A novel-in-stories is a book-length collection of short stories that are interconnected. (One of the very first examples of this genre is The Canterbury Tales; a more recent example is The Girl’s Guide to Hunting and Fishing, by Melissa Bank.) A novel-in-stories overcomes two key challenges for writers: the challenge of writing a novel-length work, and the challenge of publishing a book-length work of unrelated short stories. (Few publishers are willing to publish a short-story collection from an unknown writer.) So, the novel-in-stories helps you sell a story collection like you would a novel—as long as the interconnected nature of the stories is strong and acts as a compelling hook. Another advantage to novels-in-stories is that they afford you the opportunity to publish pieces of your novel in a variety of literary magazines, which might attract the attention of an editor or agent. (Editors and agents often troll literary publications looking for new talent to publish or represent.)
WD Presents: Our Brand-New Digital Guide, 6 WDU Courses, and More!
This week, we’re excited to announce our new “Get Published in 2022” digital guide, six new WDU courses, and more!
How to Write from a Place of Truth and Desire and Bending the Rules in Screenwriting (From Script)
In this week’s round up brought to us by Script magazine, exclusive interviews with screenwriter Steven Knight (Spencer), Mike Mills (C'mon C'mon), and David Mitchell (Matrix Resurrection). Plus, how to utilize your vulnerability in your writing and different perspectives on screenwriting structure.
Tapping Your Memories for Emotional Truths on the Page
Sharing even a fraction of our feelings with our characters will help our stories feel more authentic. Here, Kris Spisak explains how to tap into our memories to tell emotional truths on the page.

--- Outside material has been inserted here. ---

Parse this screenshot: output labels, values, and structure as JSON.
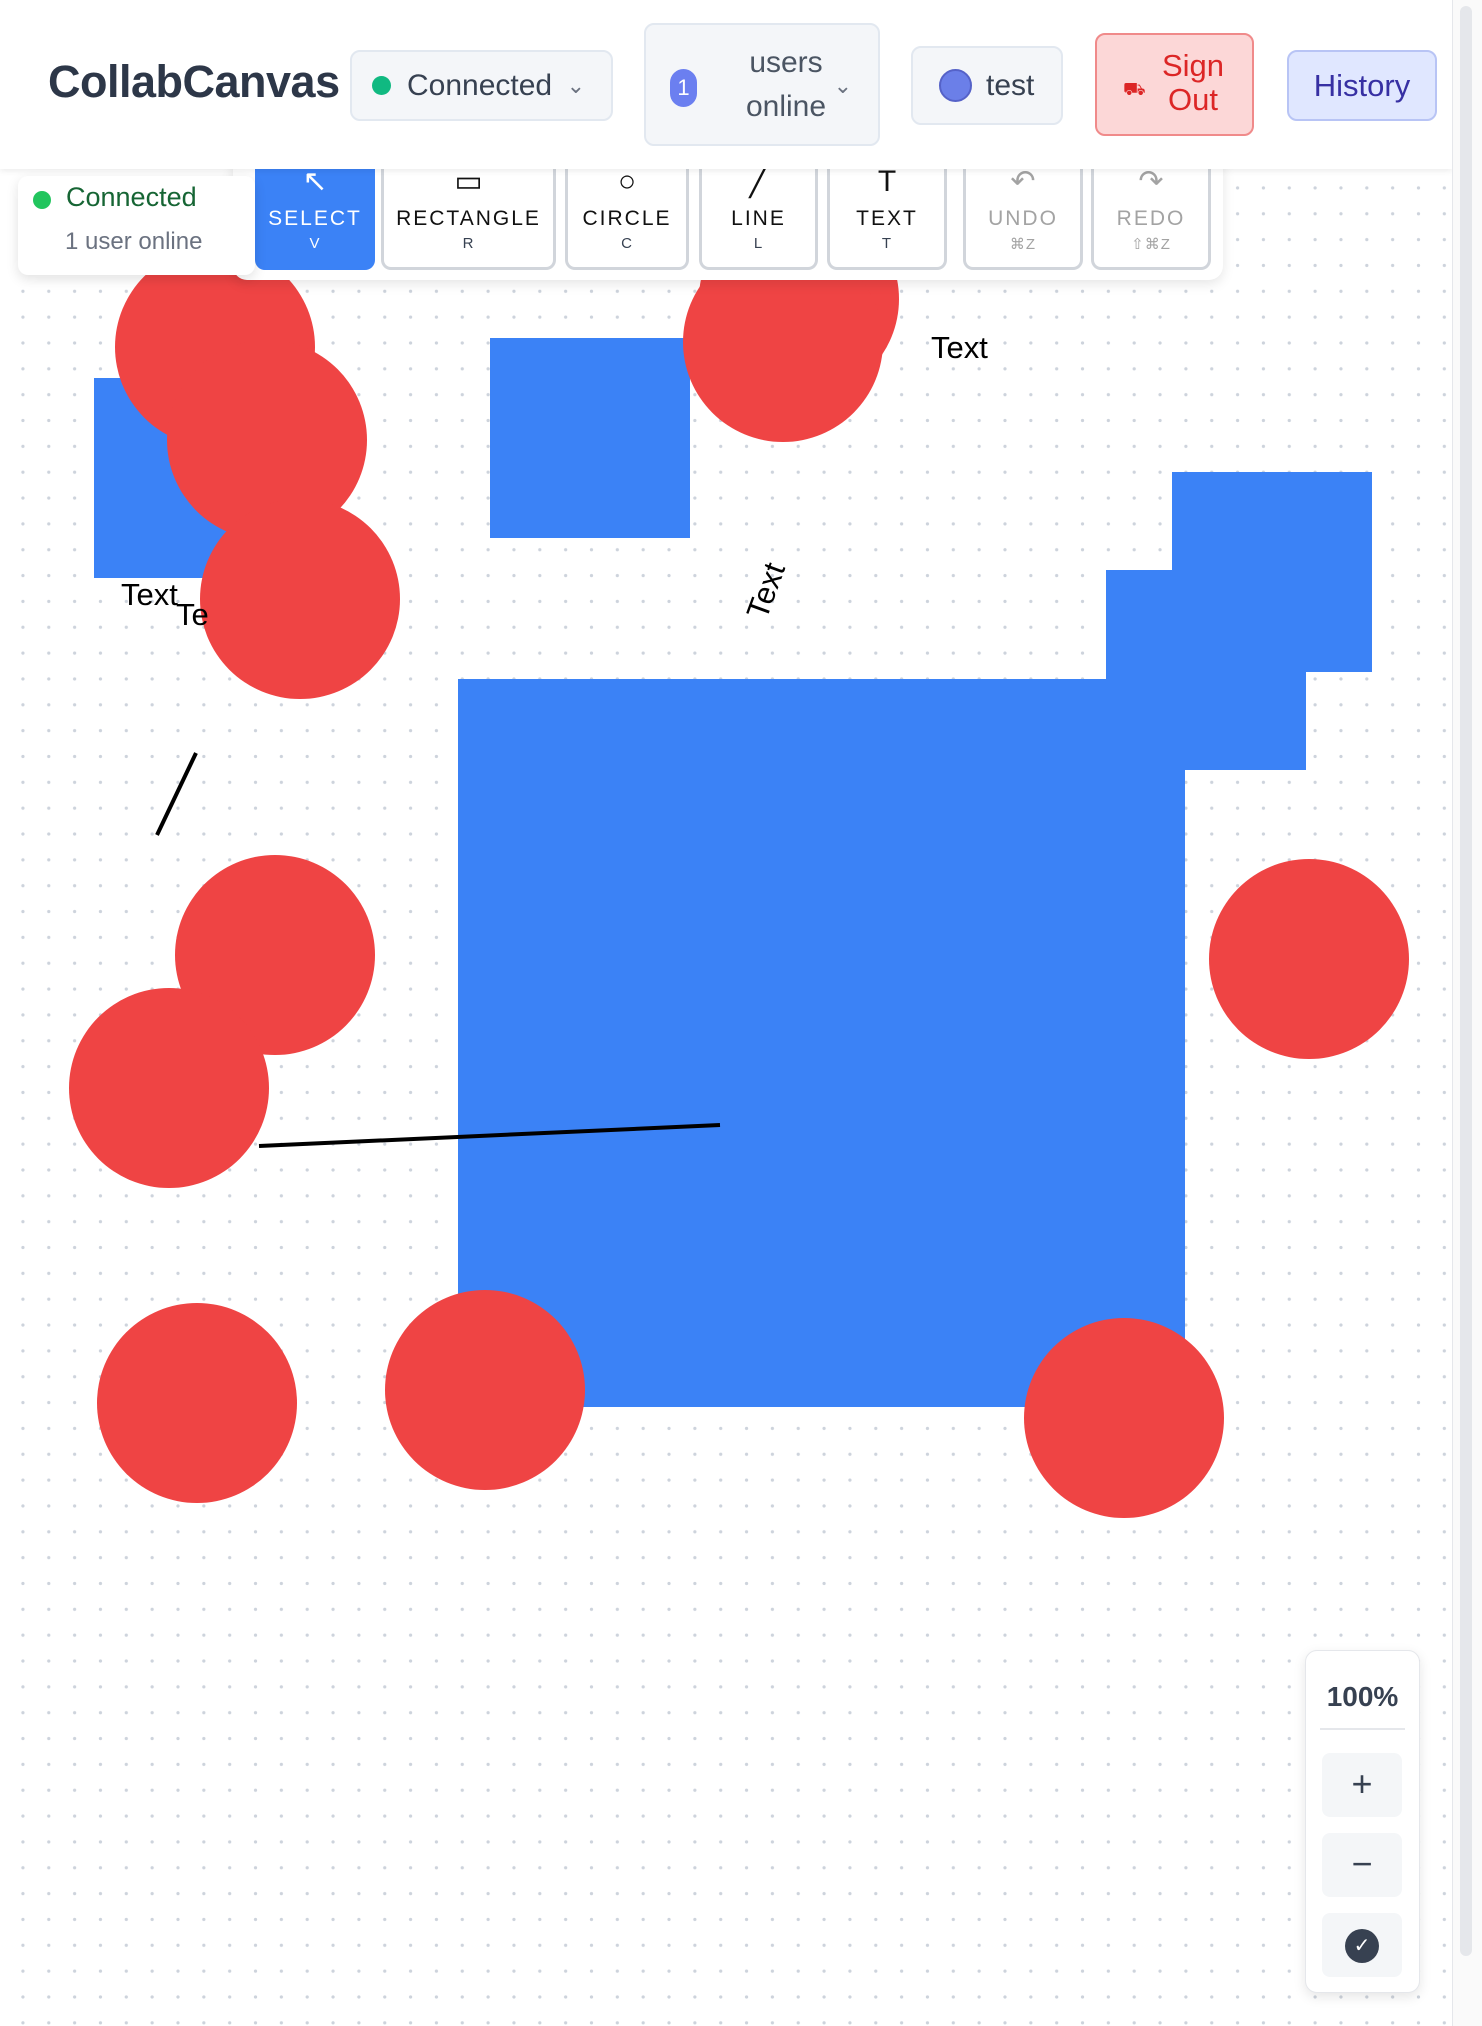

Announcing the Second Annual Personal Essay Awards Winners
Congratulations to the winners of the second annual Writer's Digest Personal Essay Awards!